Meet Khizr Khan! All tickets include a post-conversation book signing with Khizr Khan.
NOTE: When arriving at GLIDE Memorial Church, please use the Taylor Street entrance.
Last November, Khizr Khan captivated the nation with his speech at the Democratic National Convention in which he criticized Donald Trump for his stance against immigrants and Muslims. He spoke as the father of a Muslim US soldier killed in combat about what it means to dedicate your life to the promise of the American dream.
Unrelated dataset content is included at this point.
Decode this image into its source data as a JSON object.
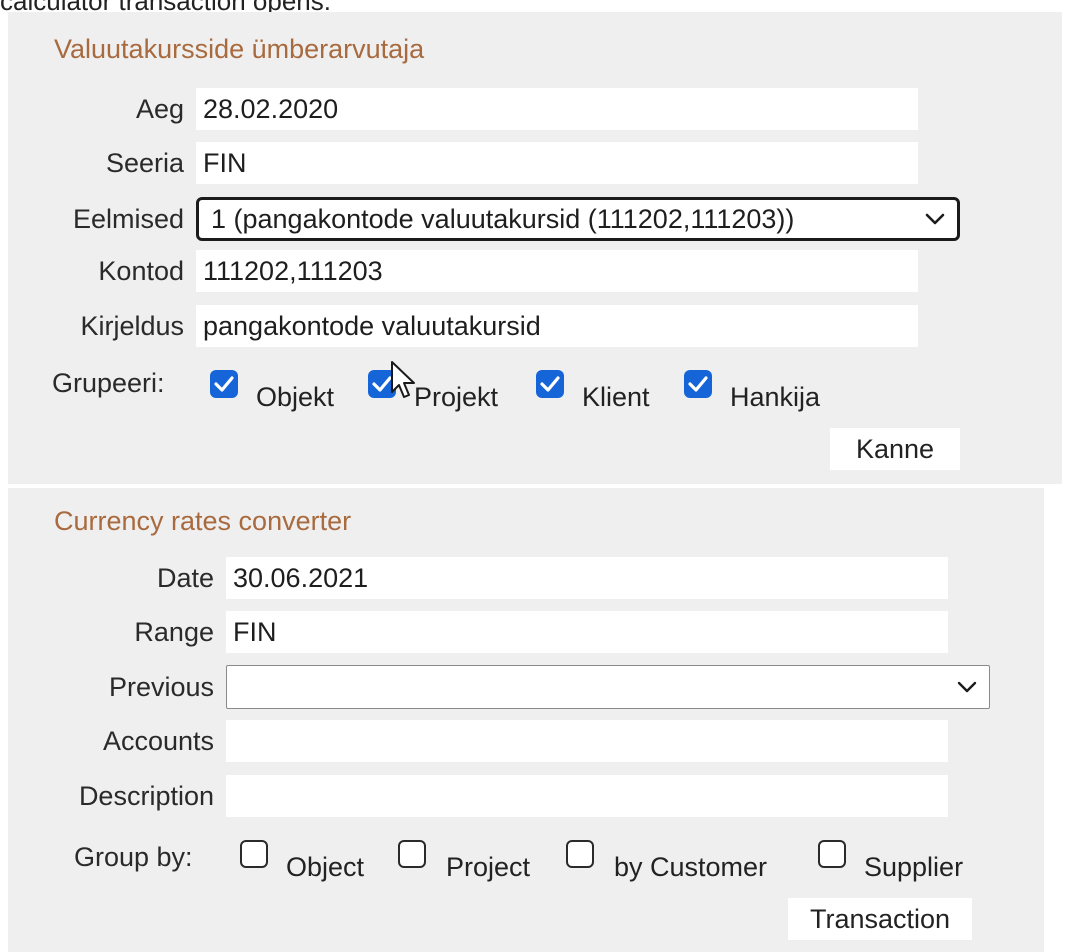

He inspired a renewed patriotism and pride in the hearts of many Americans by reminding us all “that with hard work and goodness of this country, we could share in and contribute to its blessings.” His six minute speech became a powerful cultural touchstone when he pulled a pocket-size copy of the Constitution out of his suit jacket and asked Donald Trump directly “Let me ask you: have you even read the United States constitution? I will gladly lend you my copy.”
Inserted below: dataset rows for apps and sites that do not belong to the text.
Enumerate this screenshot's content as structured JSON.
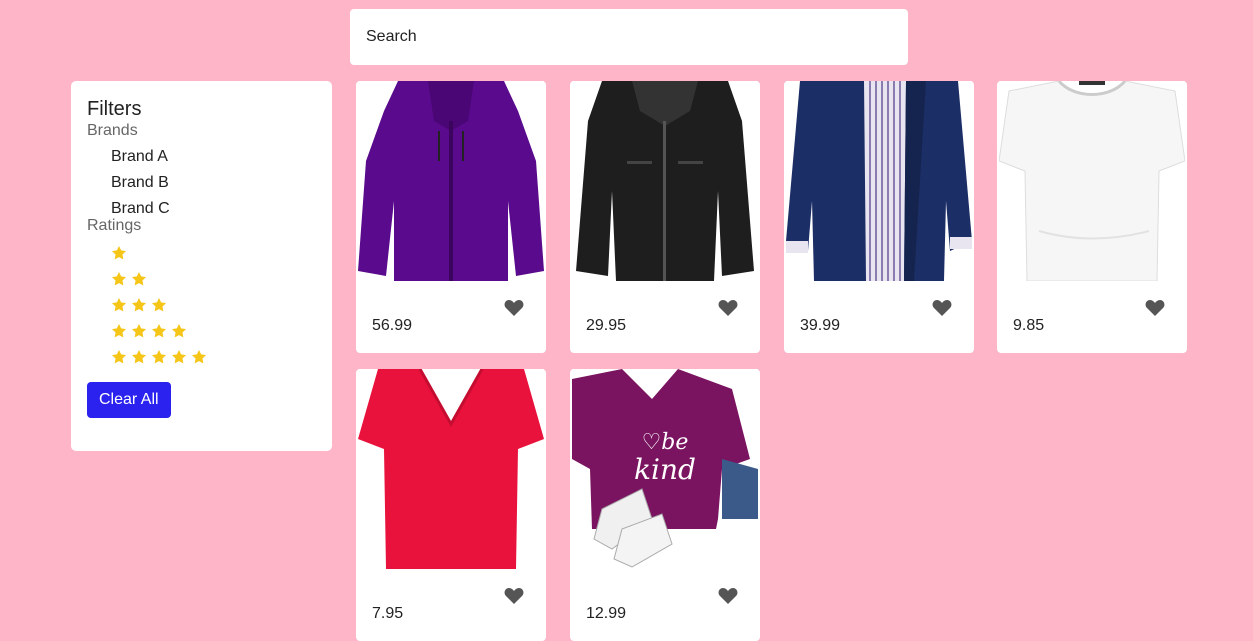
{
  "search": {
    "placeholder": "Search"
  },
  "filters": {
    "title": "Filters",
    "brands_heading": "Brands",
    "brands": [
      "Brand A",
      "Brand B",
      "Brand C"
    ],
    "ratings_heading": "Ratings",
    "ratings": [
      1,
      2,
      3,
      4,
      5
    ],
    "clear_label": "Clear All"
  },
  "products": [
    {
      "price": "56.99",
      "image": "purple-jacket"
    },
    {
      "price": "29.95",
      "image": "black-leather-jacket"
    },
    {
      "price": "39.99",
      "image": "navy-coat"
    },
    {
      "price": "9.85",
      "image": "white-top"
    },
    {
      "price": "7.95",
      "image": "red-tshirt"
    },
    {
      "price": "12.99",
      "image": "purple-be-kind-tshirt"
    }
  ],
  "colors": {
    "background": "#ffb5c8",
    "accent": "#2b22f0",
    "star": "#f5c518",
    "heart": "#555555"
  }
}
In his memoir, The American: A Memoir of Hope and Sacrifice, he tells the story of his family’s pursuit of the American dream and why—especially in these tumultuous times—we must not be afraid to step forward for what we believe in when it matters most. The American is an intensely personal story about the nature of true patriotism in which Khzir traces his remarkable journey from humble beginnings on a poultry farm in Pakistan, to obtaining a degree from Harvard Law School, and raising a family in America. He shows what it means to leave the limitations of one’s country behind for the best values and promises of another. He also tells the story of his middle child, US Army Captain Humayun Khan, who was killed while protecting his base camp in Iraq, and the ways in which undying pride in their son and his sacrifice have helped him and his wife endure the deepest despair a parent can know. CIIS Public Programs and Performances and GLIDE Center for Social Justice invite you to this important and inspiring discussion with Khizr Khan about what an American looks like, what being a nation of immigrants really means, and what it is to live—rather than simply to pay lip service to—our ideals.
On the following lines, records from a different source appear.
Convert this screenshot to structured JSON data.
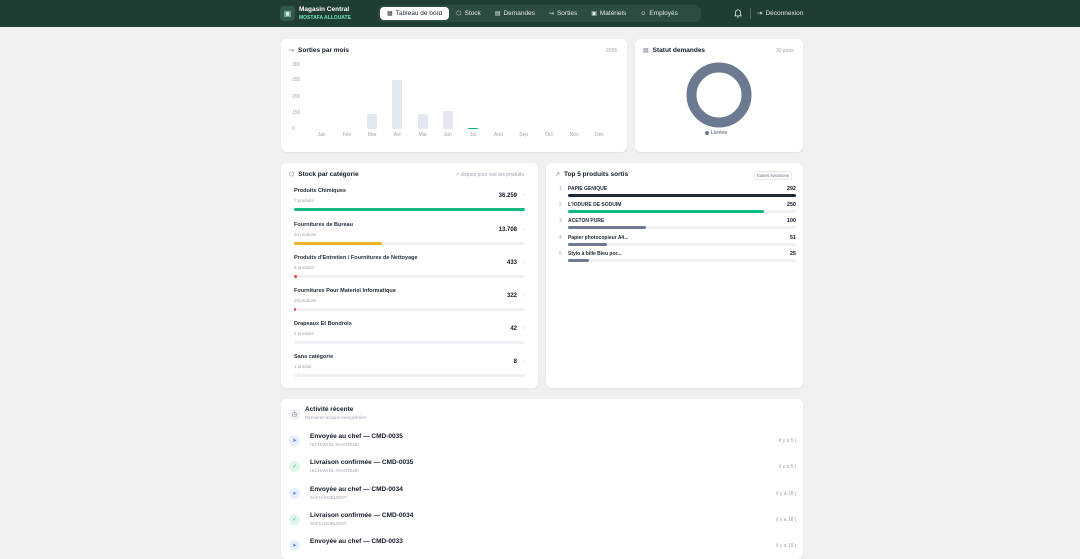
{
  "brand": {
    "name": "Magasin Central",
    "user": "MOSTAFA ALLOUATE"
  },
  "nav": [
    {
      "label": "Tableau de bord",
      "icon": "dashboard-icon",
      "glyph": "▦",
      "active": true
    },
    {
      "label": "Stock",
      "icon": "box-icon",
      "glyph": "⬡",
      "active": false
    },
    {
      "label": "Demandes",
      "icon": "document-icon",
      "glyph": "▤",
      "active": false
    },
    {
      "label": "Sorties",
      "icon": "trend-icon",
      "glyph": "↝",
      "active": false
    },
    {
      "label": "Matériels",
      "icon": "calendar-icon",
      "glyph": "▣",
      "active": false
    },
    {
      "label": "Employés",
      "icon": "users-icon",
      "glyph": "☺",
      "active": false
    }
  ],
  "header": {
    "logout_label": "Déconnexion"
  },
  "sorties": {
    "title": "Sorties par mois",
    "year": "2026"
  },
  "chart_data": {
    "type": "bar",
    "title": "Sorties par mois",
    "categories": [
      "Jan",
      "Fév",
      "Mar",
      "Avr",
      "Mai",
      "Jun",
      "Jul",
      "Aoû",
      "Sep",
      "Oct",
      "Nov",
      "Déc"
    ],
    "values": [
      0,
      0,
      68,
      228,
      68,
      82,
      4,
      0,
      0,
      0,
      0,
      0
    ],
    "ylim": [
      0,
      300
    ],
    "yticks": [
      "300",
      "250",
      "200",
      "150",
      "0"
    ],
    "colors": {
      "bar": "#e3e8f0",
      "current": "#10b981"
    },
    "current_index": 6
  },
  "statut": {
    "title": "Statut demandes",
    "period": "30 jours",
    "legend": "Livrées",
    "color": "#6b7a90"
  },
  "stock": {
    "title": "Stock par catégorie",
    "hint": "↗ cliquez pour voir les produits",
    "items": [
      {
        "name": "Produits Chimiques",
        "sub": "7 produits",
        "value": "36.259",
        "fraction": 1.0,
        "color": "#10b981"
      },
      {
        "name": "Fournitures de Bureau",
        "sub": "34 produits",
        "value": "13.708",
        "fraction": 0.38,
        "color": "#f0b323"
      },
      {
        "name": "Produits d'Entretien / Fournitures de Nettoyage",
        "sub": "6 produits",
        "value": "433",
        "fraction": 0.012,
        "color": "#ef4444"
      },
      {
        "name": "Fournitures Pour Materiel Informatique",
        "sub": "28 produits",
        "value": "322",
        "fraction": 0.009,
        "color": "#ef4444"
      },
      {
        "name": "Drapeaux Et Bondrols",
        "sub": "2 produits",
        "value": "42",
        "fraction": 0.0,
        "color": "#ef4444"
      },
      {
        "name": "Sans catégorie",
        "sub": "1 produit",
        "value": "8",
        "fraction": 0.0,
        "color": "#ef4444"
      }
    ]
  },
  "top5": {
    "title": "Top 5 produits sortis",
    "badge": "toutes livraisons",
    "items": [
      {
        "rank": "1",
        "name": "PAPIE GENIQUE",
        "value": "292",
        "fraction": 1.0,
        "color": "#1f2937"
      },
      {
        "rank": "2",
        "name": "L'IODURE DE SODUIM",
        "value": "250",
        "fraction": 0.86,
        "color": "#10b981"
      },
      {
        "rank": "3",
        "name": "ACETON PURE",
        "value": "100",
        "fraction": 0.34,
        "color": "#6b7a90"
      },
      {
        "rank": "4",
        "name": "Papier photocopieur A4...",
        "value": "51",
        "fraction": 0.17,
        "color": "#6b7a90"
      },
      {
        "rank": "5",
        "name": "Stylo à bille Bleu por...",
        "value": "25",
        "fraction": 0.09,
        "color": "#6b7a90"
      }
    ]
  },
  "activite": {
    "title": "Activité récente",
    "subtitle": "Dernières actions enregistrées",
    "items": [
      {
        "type": "send",
        "title": "Envoyée au chef — CMD-0035",
        "user": "HICHAM EL YAAGOUBI",
        "time": "il y a 5 j"
      },
      {
        "type": "done",
        "title": "Livraison confirmée — CMD-0035",
        "user": "HICHAM EL YAAGOUBI",
        "time": "il y a 5 j"
      },
      {
        "type": "send",
        "title": "Envoyée au chef — CMD-0034",
        "user": "SAFIA DOBLEDIT",
        "time": "il y a 18 j"
      },
      {
        "type": "done",
        "title": "Livraison confirmée — CMD-0034",
        "user": "SAFIA DOBLEDIT",
        "time": "il y a 18 j"
      },
      {
        "type": "send",
        "title": "Envoyée au chef — CMD-0033",
        "user": "",
        "time": "il y a 19 j"
      }
    ]
  }
}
Khizr Khan was born in 1950, the eldest of ten children, to poultry farming parents in Gujranwala, a city in rural Pakistan. He moved to the United States with his wife Ghazala in 1980. The couple became American citizens in 1986, and raised their three sons in Silver Lake, Maryland. His middle son, Captain Humayun Khan, was killed in 2004 in a suicide attack near Baqubah, Iraq, and was posthumously awarded a Purple Heart and Bronze Star. Khizr works as a legal consultant, and is involved with the University of Virginia's ROTC program.